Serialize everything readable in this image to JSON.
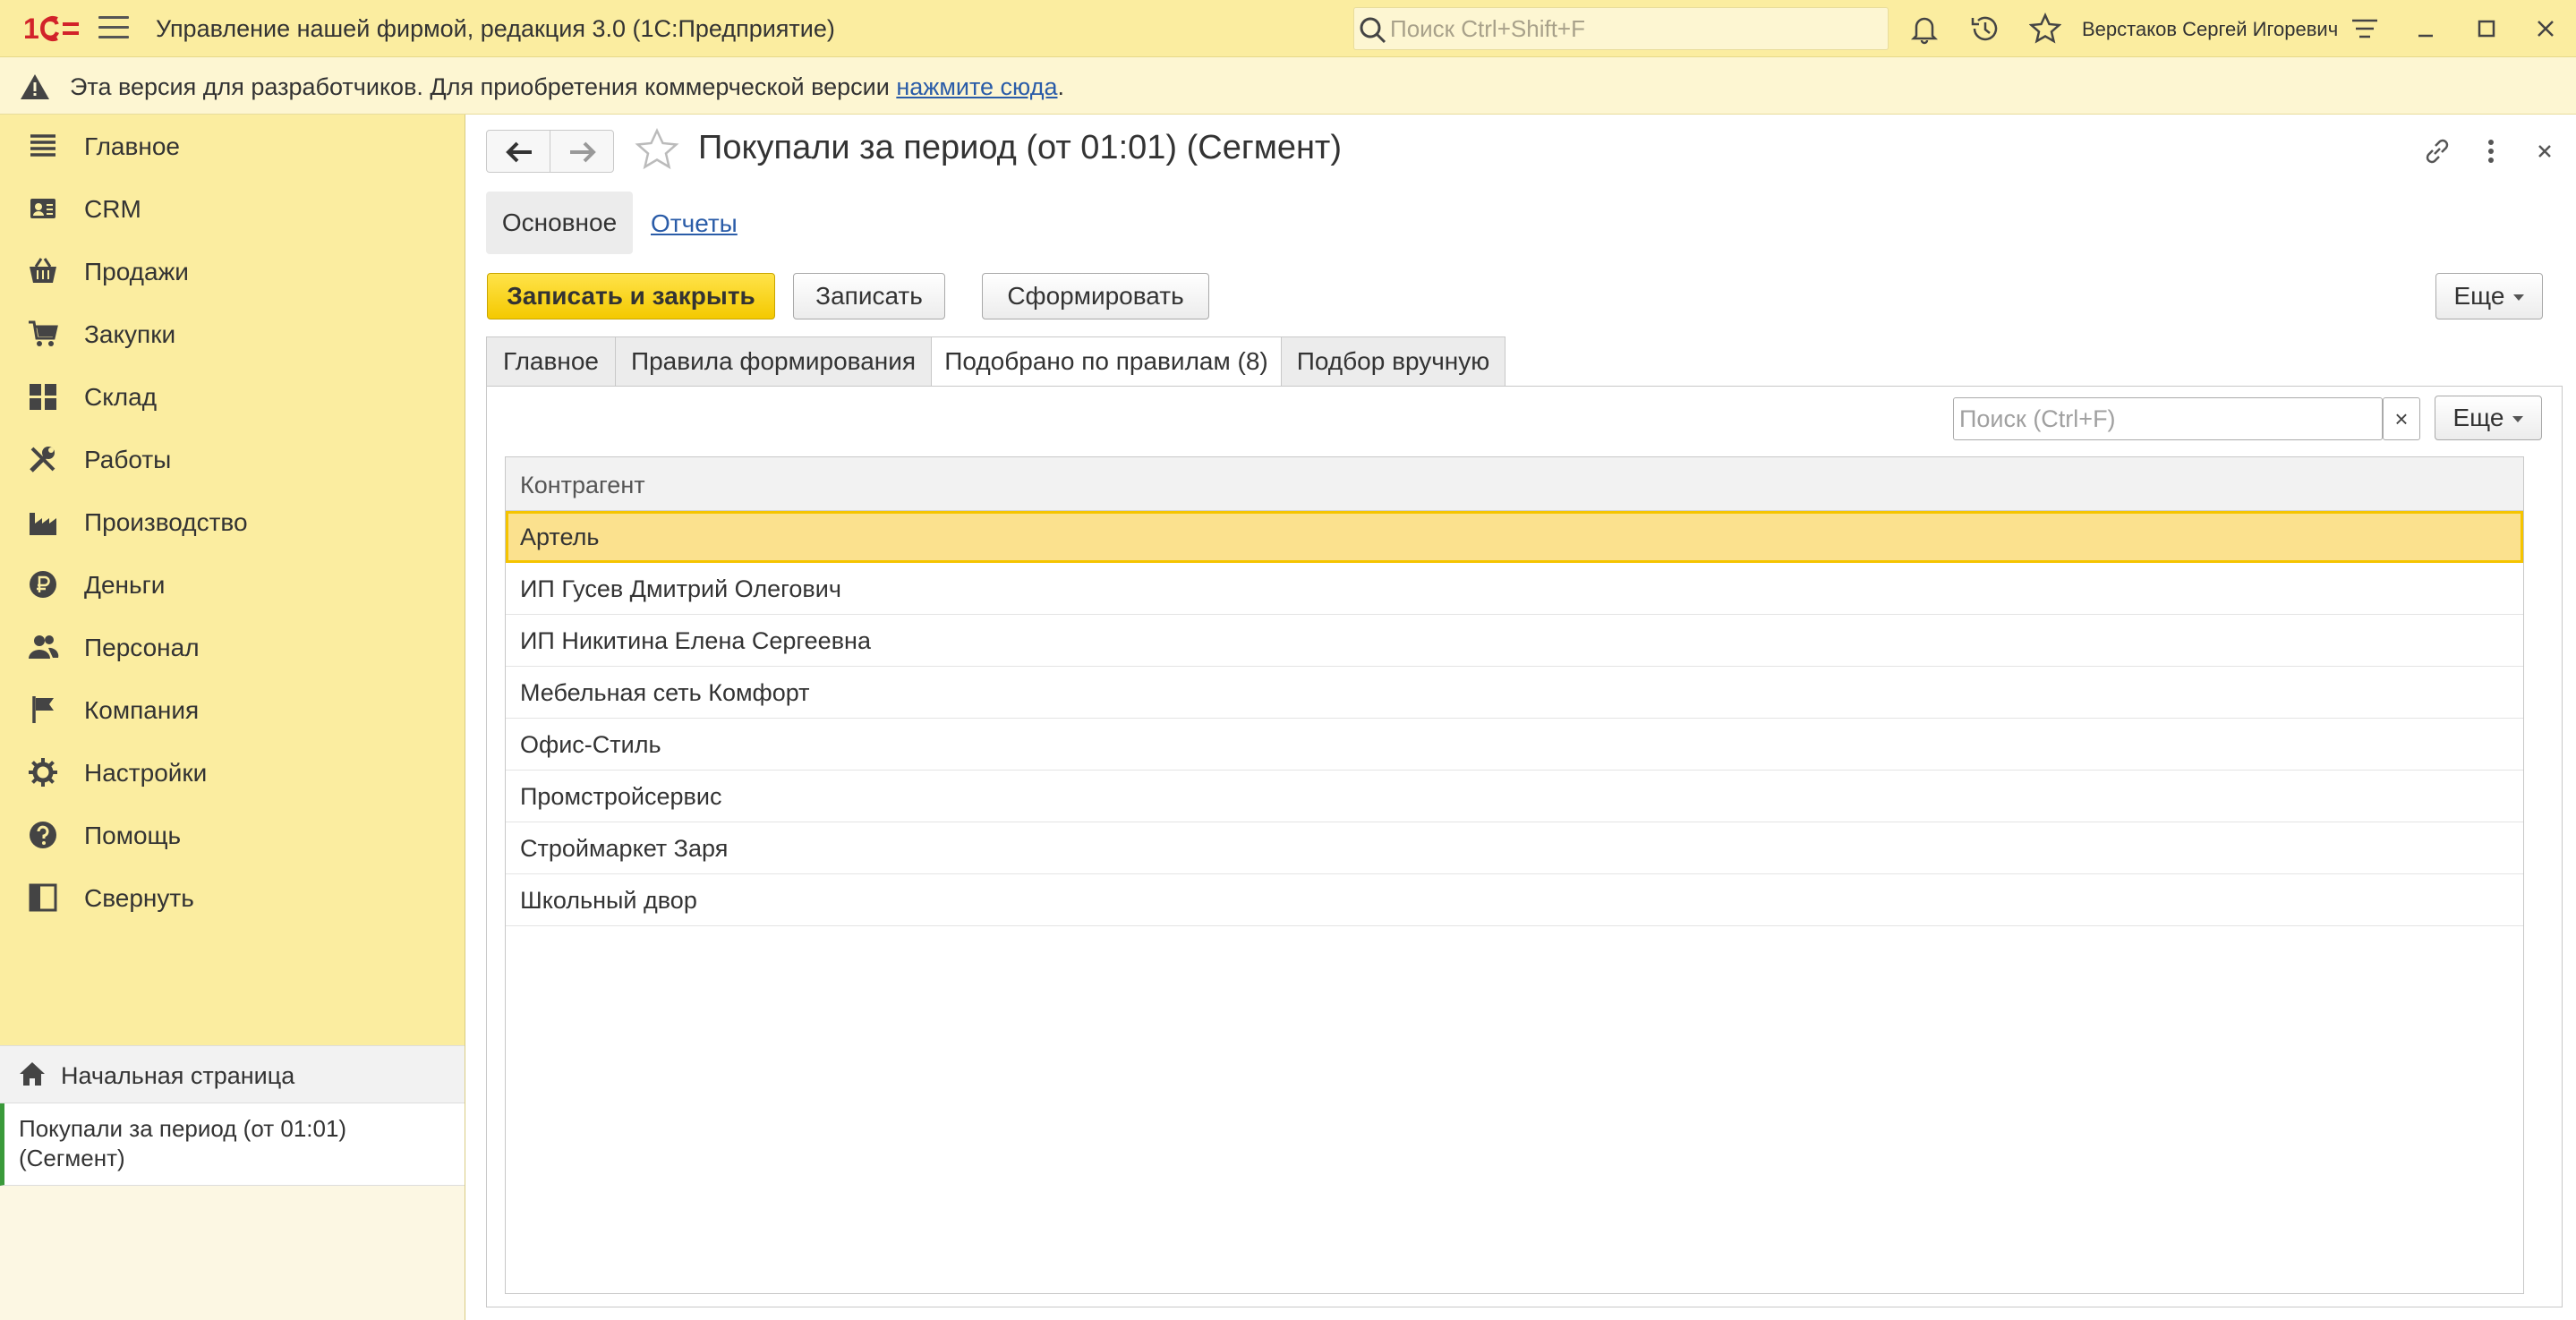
{
  "titlebar": {
    "logo_text": "1С",
    "app_title": "Управление нашей фирмой, редакция 3.0  (1С:Предприятие)",
    "search_placeholder": "Поиск Ctrl+Shift+F",
    "user_name": "Верстаков Сергей Игоревич"
  },
  "banner": {
    "message": "Эта версия для разработчиков. Для приобретения коммерческой версии ",
    "link_text": "нажмите сюда",
    "suffix": "."
  },
  "sidebar": {
    "items": [
      {
        "label": "Главное",
        "icon": "list-icon"
      },
      {
        "label": "CRM",
        "icon": "contacts-icon"
      },
      {
        "label": "Продажи",
        "icon": "basket-icon"
      },
      {
        "label": "Закупки",
        "icon": "cart-icon"
      },
      {
        "label": "Склад",
        "icon": "warehouse-icon"
      },
      {
        "label": "Работы",
        "icon": "tools-icon"
      },
      {
        "label": "Производство",
        "icon": "factory-icon"
      },
      {
        "label": "Деньги",
        "icon": "ruble-icon"
      },
      {
        "label": "Персонал",
        "icon": "people-icon"
      },
      {
        "label": "Компания",
        "icon": "flag-icon"
      },
      {
        "label": "Настройки",
        "icon": "gear-icon"
      },
      {
        "label": "Помощь",
        "icon": "help-icon"
      },
      {
        "label": "Свернуть",
        "icon": "collapse-icon"
      }
    ],
    "home": "Начальная страница",
    "open_document": "Покупали за период (от 01:01) (Сегмент)"
  },
  "form": {
    "title": "Покупали за период (от 01:01) (Сегмент)",
    "section_tabs": {
      "main": "Основное",
      "reports": "Отчеты"
    },
    "buttons": {
      "save_close": "Записать и закрыть",
      "save": "Записать",
      "generate": "Сформировать",
      "more": "Еще"
    },
    "tabs": [
      "Главное",
      "Правила формирования",
      "Подобрано по правилам (8)",
      "Подбор вручную"
    ],
    "active_tab": 2,
    "list": {
      "search_placeholder": "Поиск (Ctrl+F)",
      "clear": "×",
      "more": "Еще",
      "column": "Контрагент",
      "rows": [
        "Артель",
        "ИП Гусев Дмитрий Олегович",
        "ИП Никитина Елена Сергеевна",
        "Мебельная сеть Комфорт",
        "Офис-Стиль",
        "Промстройсервис",
        "Строймаркет Заря",
        "Школьный двор"
      ],
      "selected_row": 0
    }
  },
  "colors": {
    "accent_yellow": "#fbeda0",
    "primary_button": "#f4c900",
    "selection": "#fbe18e",
    "link": "#2a5ca8",
    "logo_red": "#d2232a"
  }
}
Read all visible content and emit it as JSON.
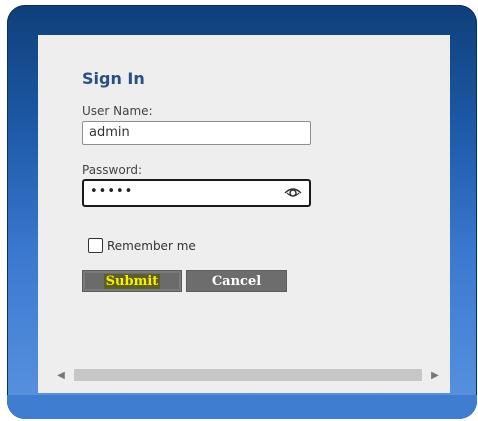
{
  "form": {
    "title": "Sign In",
    "username_label": "User Name:",
    "username_value": "admin",
    "password_label": "Password:",
    "password_value_masked": "•••••",
    "remember_label": "Remember me",
    "remember_checked": false,
    "submit_label": "Submit",
    "cancel_label": "Cancel"
  },
  "icons": {
    "password_toggle": "eye-icon",
    "scroll_left": "chevron-left-icon",
    "scroll_right": "chevron-right-icon"
  },
  "colors": {
    "title": "#2a4f86",
    "frame": "#1e5aa8",
    "submit_text": "#f5f000",
    "button_bg": "#6d6d6d"
  }
}
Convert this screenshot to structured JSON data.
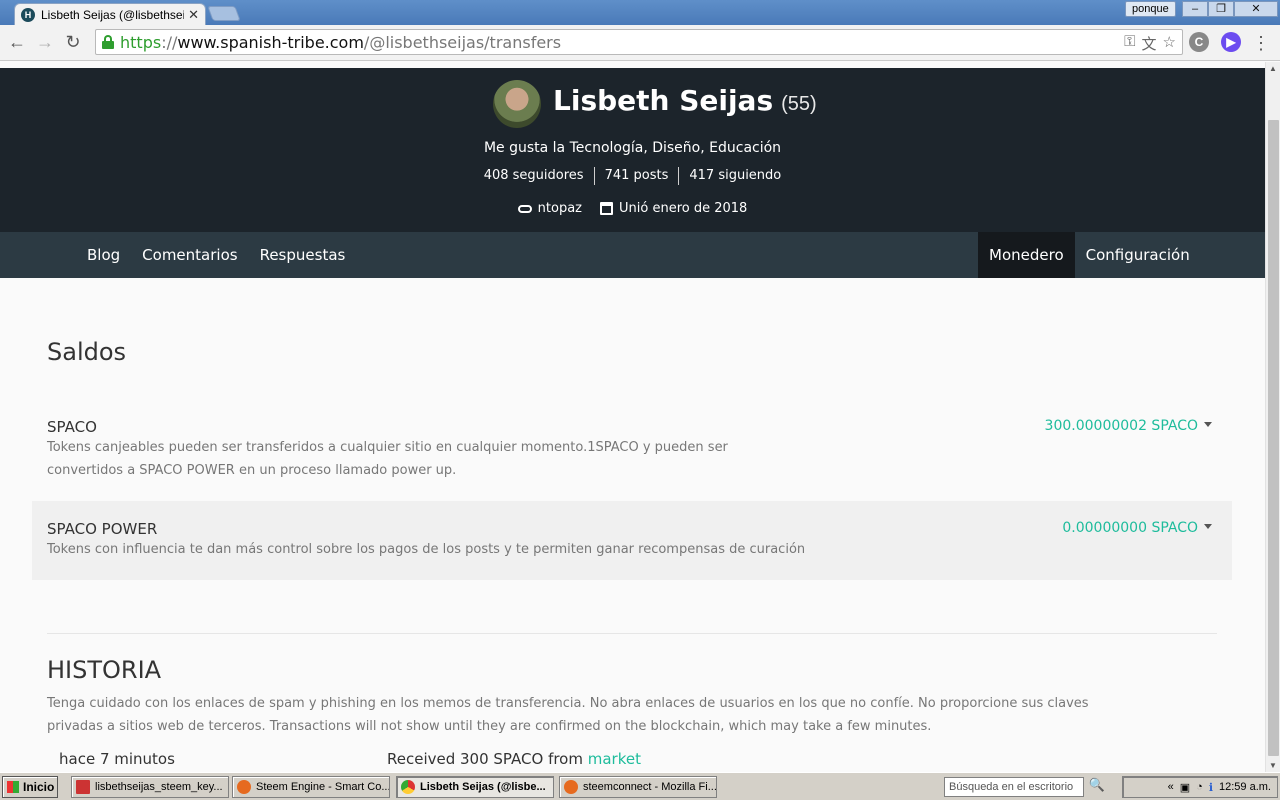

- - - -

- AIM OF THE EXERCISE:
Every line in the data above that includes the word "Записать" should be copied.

- SOLUTION BELOW:
      "save_close": "Записать и закрыть",
      "save": "Записать",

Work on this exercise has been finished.